Lock escalation

Lock escalation is the process of converting many fine-grain locks to fewer coarse-grain locks, which reduces memory overhead at the cost of decreasing concurrency.

It is the act of releasing a large number of fine-grain row, MDC, LOB, or XML locks which are held by an application process on a single table, to acquire a table lock, or other coarse-grain lock such as block or LOB locks, of mode S or X instead.

Lock escalation occurs when an application exceeds the MAXLOCKS threshold or the database approaches the LOCKLIST limit. The database manager writes messages (AM5500W/ADM5501I) to the administration notification log which identifies the table for which lock escalation occurred, and some information to help you identify what plan or package was running when the escalation occurred.

The benefit of lock escalation is that operations that would otherwise fail with an SQL0912N error, can instead become successful due to lock escalation.

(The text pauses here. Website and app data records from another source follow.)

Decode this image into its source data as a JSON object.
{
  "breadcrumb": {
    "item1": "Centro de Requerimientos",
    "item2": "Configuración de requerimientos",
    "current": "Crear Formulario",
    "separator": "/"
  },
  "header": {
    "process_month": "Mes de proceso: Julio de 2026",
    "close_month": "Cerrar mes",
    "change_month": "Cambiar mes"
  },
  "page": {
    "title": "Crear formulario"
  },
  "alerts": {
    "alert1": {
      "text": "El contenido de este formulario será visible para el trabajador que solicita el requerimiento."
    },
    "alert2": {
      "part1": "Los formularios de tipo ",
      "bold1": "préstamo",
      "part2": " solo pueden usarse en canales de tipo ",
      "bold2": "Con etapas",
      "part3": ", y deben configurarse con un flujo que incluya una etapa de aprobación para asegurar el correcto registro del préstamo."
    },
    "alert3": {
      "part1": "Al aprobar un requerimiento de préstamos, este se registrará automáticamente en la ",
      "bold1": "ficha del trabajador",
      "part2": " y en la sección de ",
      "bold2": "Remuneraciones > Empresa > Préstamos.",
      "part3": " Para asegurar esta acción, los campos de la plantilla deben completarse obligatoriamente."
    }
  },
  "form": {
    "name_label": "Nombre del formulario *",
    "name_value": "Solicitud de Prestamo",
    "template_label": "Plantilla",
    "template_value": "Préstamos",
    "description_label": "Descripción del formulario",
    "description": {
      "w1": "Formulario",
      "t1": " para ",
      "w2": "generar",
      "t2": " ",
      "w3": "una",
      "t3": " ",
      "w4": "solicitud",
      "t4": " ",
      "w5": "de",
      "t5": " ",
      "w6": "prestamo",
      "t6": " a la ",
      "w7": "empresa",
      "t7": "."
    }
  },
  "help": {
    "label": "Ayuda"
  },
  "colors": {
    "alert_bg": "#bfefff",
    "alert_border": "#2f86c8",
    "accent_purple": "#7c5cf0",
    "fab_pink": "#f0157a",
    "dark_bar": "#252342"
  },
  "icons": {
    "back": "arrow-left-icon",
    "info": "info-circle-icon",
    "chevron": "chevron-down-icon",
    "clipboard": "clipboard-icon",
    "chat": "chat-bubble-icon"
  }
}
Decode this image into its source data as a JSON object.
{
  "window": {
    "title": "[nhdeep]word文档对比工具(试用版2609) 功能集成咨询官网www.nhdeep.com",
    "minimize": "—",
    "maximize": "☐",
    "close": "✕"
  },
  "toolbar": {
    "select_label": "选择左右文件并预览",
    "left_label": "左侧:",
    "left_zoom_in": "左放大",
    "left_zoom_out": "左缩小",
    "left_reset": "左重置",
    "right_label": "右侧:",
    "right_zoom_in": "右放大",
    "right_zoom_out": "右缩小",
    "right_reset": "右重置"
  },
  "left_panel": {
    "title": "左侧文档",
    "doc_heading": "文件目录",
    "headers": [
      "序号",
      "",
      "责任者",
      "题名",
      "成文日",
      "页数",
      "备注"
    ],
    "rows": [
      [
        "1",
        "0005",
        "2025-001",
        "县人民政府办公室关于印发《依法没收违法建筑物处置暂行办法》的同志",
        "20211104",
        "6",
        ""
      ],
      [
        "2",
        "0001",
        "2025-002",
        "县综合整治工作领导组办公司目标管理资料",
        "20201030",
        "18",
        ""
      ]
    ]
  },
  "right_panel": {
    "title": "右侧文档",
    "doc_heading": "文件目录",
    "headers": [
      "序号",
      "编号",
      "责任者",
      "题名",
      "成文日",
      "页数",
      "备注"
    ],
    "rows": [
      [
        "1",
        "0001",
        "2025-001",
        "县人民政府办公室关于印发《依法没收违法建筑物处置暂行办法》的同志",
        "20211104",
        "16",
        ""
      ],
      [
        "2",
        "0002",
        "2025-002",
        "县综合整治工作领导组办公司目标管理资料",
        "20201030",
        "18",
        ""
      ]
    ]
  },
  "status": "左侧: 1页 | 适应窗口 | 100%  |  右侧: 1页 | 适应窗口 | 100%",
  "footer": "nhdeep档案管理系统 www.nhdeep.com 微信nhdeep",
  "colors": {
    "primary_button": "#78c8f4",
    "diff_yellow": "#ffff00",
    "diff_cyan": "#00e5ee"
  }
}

However, the operation may still fail due to lock timeout or deadlock. As a drawback, lock escalation may negatively affect concurrency with other applications which may need to access the table.

Avoiding lock escalation

To avoid lock escalation, you can modify the application to acquire table locks using the LOCK TABLE statement. This is a good strategy for tables where concurrent access by many applications and users is not important.

You can also avoid lock escalation by setting the DB2_AVOID_LOCK_ESCALATION registry variable to ON. This causes the application to fail on the lock request with an SQL0912N error.